DATA TO USE:

■ ■ ■ ■ ■

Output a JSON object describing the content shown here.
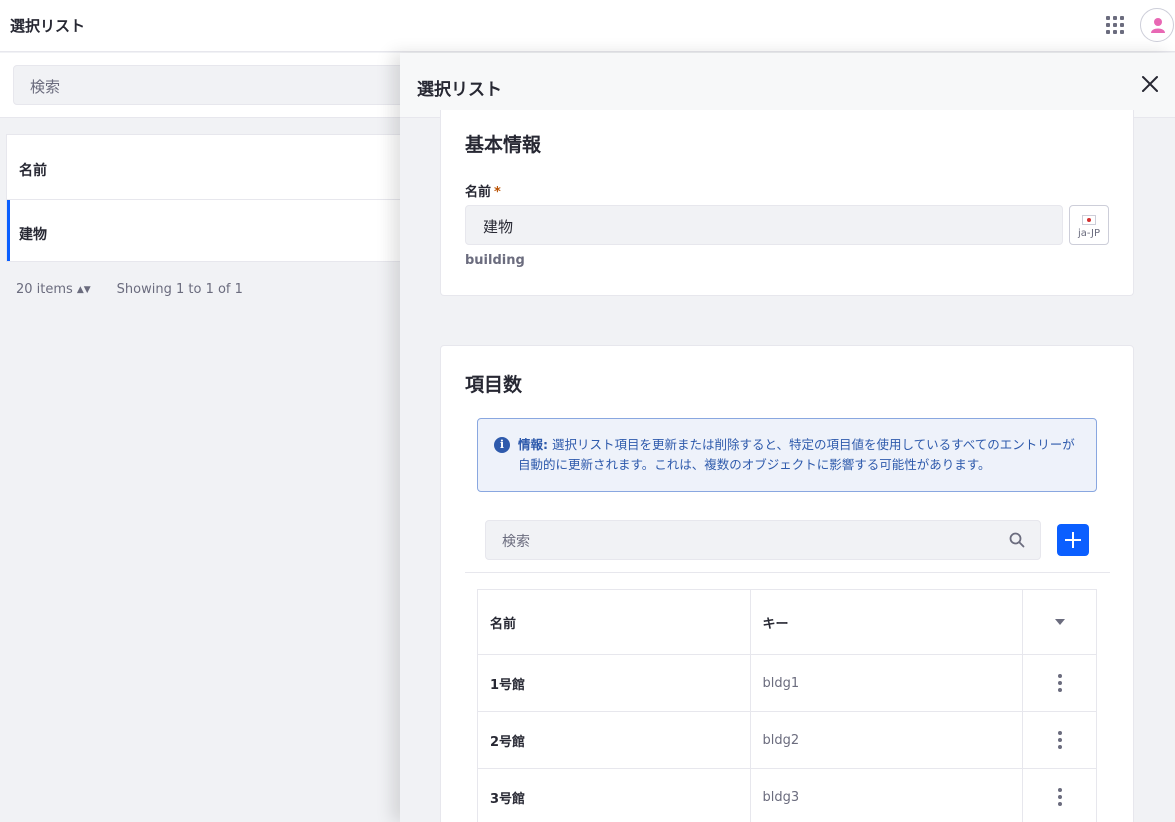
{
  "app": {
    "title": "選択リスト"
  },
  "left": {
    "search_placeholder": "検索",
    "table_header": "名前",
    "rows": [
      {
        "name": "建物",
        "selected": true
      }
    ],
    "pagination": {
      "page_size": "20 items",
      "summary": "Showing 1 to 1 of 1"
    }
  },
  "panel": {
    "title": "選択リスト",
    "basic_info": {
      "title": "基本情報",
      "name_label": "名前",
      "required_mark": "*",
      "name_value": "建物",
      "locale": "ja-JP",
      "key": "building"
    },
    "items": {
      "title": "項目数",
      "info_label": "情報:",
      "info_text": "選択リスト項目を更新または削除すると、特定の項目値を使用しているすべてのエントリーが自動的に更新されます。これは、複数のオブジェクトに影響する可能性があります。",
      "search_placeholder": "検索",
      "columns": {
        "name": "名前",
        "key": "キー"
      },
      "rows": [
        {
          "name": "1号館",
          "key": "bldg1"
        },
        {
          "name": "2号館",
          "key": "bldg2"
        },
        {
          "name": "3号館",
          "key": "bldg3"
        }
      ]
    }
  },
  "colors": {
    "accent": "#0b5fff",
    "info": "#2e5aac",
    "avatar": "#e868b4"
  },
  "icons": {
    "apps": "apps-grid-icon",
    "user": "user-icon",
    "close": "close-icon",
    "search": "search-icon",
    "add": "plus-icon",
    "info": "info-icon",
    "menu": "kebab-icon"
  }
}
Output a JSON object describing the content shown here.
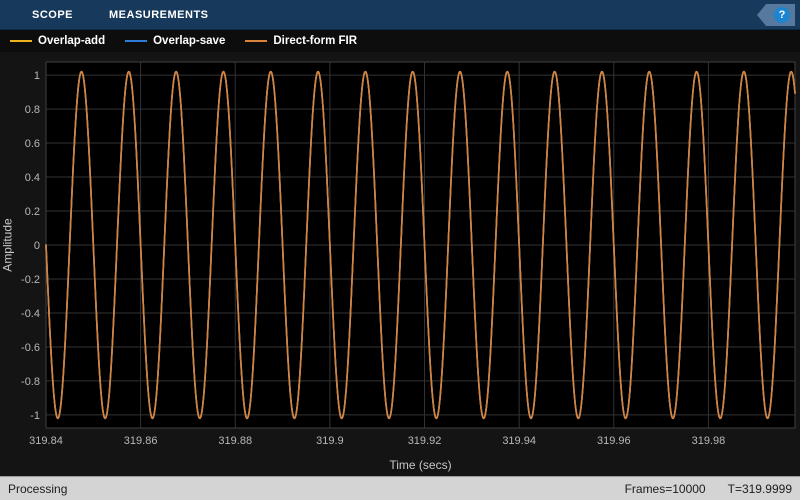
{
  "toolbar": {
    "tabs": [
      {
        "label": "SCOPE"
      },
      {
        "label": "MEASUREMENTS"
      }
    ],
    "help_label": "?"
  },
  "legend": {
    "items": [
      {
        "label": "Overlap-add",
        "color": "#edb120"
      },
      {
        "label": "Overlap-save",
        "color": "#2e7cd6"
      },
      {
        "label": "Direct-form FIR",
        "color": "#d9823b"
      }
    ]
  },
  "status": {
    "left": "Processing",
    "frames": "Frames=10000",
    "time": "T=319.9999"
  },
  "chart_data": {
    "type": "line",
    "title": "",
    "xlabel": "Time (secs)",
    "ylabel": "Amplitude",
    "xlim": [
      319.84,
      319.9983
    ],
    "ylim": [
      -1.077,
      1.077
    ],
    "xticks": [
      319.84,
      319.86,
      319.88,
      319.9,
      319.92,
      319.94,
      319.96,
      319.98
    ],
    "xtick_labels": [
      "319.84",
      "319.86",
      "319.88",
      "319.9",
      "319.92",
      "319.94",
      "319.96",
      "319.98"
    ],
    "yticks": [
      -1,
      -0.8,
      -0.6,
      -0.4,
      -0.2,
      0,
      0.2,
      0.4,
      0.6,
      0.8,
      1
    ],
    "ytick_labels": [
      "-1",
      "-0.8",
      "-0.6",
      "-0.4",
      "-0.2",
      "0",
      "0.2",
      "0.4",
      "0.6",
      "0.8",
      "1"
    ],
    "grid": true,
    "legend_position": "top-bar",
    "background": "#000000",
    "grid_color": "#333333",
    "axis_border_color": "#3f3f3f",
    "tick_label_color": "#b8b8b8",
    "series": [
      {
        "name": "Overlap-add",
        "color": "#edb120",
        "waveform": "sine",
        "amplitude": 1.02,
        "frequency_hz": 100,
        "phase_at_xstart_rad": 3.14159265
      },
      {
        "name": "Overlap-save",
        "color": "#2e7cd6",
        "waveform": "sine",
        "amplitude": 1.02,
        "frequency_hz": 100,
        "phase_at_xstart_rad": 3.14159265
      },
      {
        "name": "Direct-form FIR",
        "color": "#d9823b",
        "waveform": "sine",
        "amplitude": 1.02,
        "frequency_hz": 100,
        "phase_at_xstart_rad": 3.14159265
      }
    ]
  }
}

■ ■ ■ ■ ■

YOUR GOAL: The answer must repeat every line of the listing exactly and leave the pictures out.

RESULT:
Output a JSON object describing the content shown here.
{
  "app": {
    "title": "選択リスト"
  },
  "left": {
    "search_placeholder": "検索",
    "table_header": "名前",
    "rows": [
      {
        "name": "建物",
        "selected": true
      }
    ],
    "pagination": {
      "page_size": "20 items",
      "summary": "Showing 1 to 1 of 1"
    }
  },
  "panel": {
    "title": "選択リスト",
    "basic_info": {
      "title": "基本情報",
      "name_label": "名前",
      "required_mark": "*",
      "name_value": "建物",
      "locale": "ja-JP",
      "key": "building"
    },
    "items": {
      "title": "項目数",
      "info_label": "情報:",
      "info_text": "選択リスト項目を更新または削除すると、特定の項目値を使用しているすべてのエントリーが自動的に更新されます。これは、複数のオブジェクトに影響する可能性があります。",
      "search_placeholder": "検索",
      "columns": {
        "name": "名前",
        "key": "キー"
      },
      "rows": [
        {
          "name": "1号館",
          "key": "bldg1"
        },
        {
          "name": "2号館",
          "key": "bldg2"
        },
        {
          "name": "3号館",
          "key": "bldg3"
        }
      ]
    }
  },
  "colors": {
    "accent": "#0b5fff",
    "info": "#2e5aac",
    "avatar": "#e868b4"
  },
  "icons": {
    "apps": "apps-grid-icon",
    "user": "user-icon",
    "close": "close-icon",
    "search": "search-icon",
    "add": "plus-icon",
    "info": "info-icon",
    "menu": "kebab-icon"
  }
}
Output a JSON object describing the content shown here.
{
  "toolbar": {
    "tabs": [
      {
        "label": "SCOPE"
      },
      {
        "label": "MEASUREMENTS"
      }
    ],
    "help_label": "?"
  },
  "legend": {
    "items": [
      {
        "label": "Overlap-add",
        "color": "#edb120"
      },
      {
        "label": "Overlap-save",
        "color": "#2e7cd6"
      },
      {
        "label": "Direct-form FIR",
        "color": "#d9823b"
      }
    ]
  },
  "status": {
    "left": "Processing",
    "frames": "Frames=10000",
    "time": "T=319.9999"
  },
  "chart_data": {
    "type": "line",
    "title": "",
    "xlabel": "Time (secs)",
    "ylabel": "Amplitude",
    "xlim": [
      319.84,
      319.9983
    ],
    "ylim": [
      -1.077,
      1.077
    ],
    "xticks": [
      319.84,
      319.86,
      319.88,
      319.9,
      319.92,
      319.94,
      319.96,
      319.98
    ],
    "xtick_labels": [
      "319.84",
      "319.86",
      "319.88",
      "319.9",
      "319.92",
      "319.94",
      "319.96",
      "319.98"
    ],
    "yticks": [
      -1,
      -0.8,
      -0.6,
      -0.4,
      -0.2,
      0,
      0.2,
      0.4,
      0.6,
      0.8,
      1
    ],
    "ytick_labels": [
      "-1",
      "-0.8",
      "-0.6",
      "-0.4",
      "-0.2",
      "0",
      "0.2",
      "0.4",
      "0.6",
      "0.8",
      "1"
    ],
    "grid": true,
    "legend_position": "top-bar",
    "background": "#000000",
    "grid_color": "#333333",
    "axis_border_color": "#3f3f3f",
    "tick_label_color": "#b8b8b8",
    "series": [
      {
        "name": "Overlap-add",
        "color": "#edb120",
        "waveform": "sine",
        "amplitude": 1.02,
        "frequency_hz": 100,
        "phase_at_xstart_rad": 3.14159265
      },
      {
        "name": "Overlap-save",
        "color": "#2e7cd6",
        "waveform": "sine",
        "amplitude": 1.02,
        "frequency_hz": 100,
        "phase_at_xstart_rad": 3.14159265
      },
      {
        "name": "Direct-form FIR",
        "color": "#d9823b",
        "waveform": "sine",
        "amplitude": 1.02,
        "frequency_hz": 100,
        "phase_at_xstart_rad": 3.14159265
      }
    ]
  }
}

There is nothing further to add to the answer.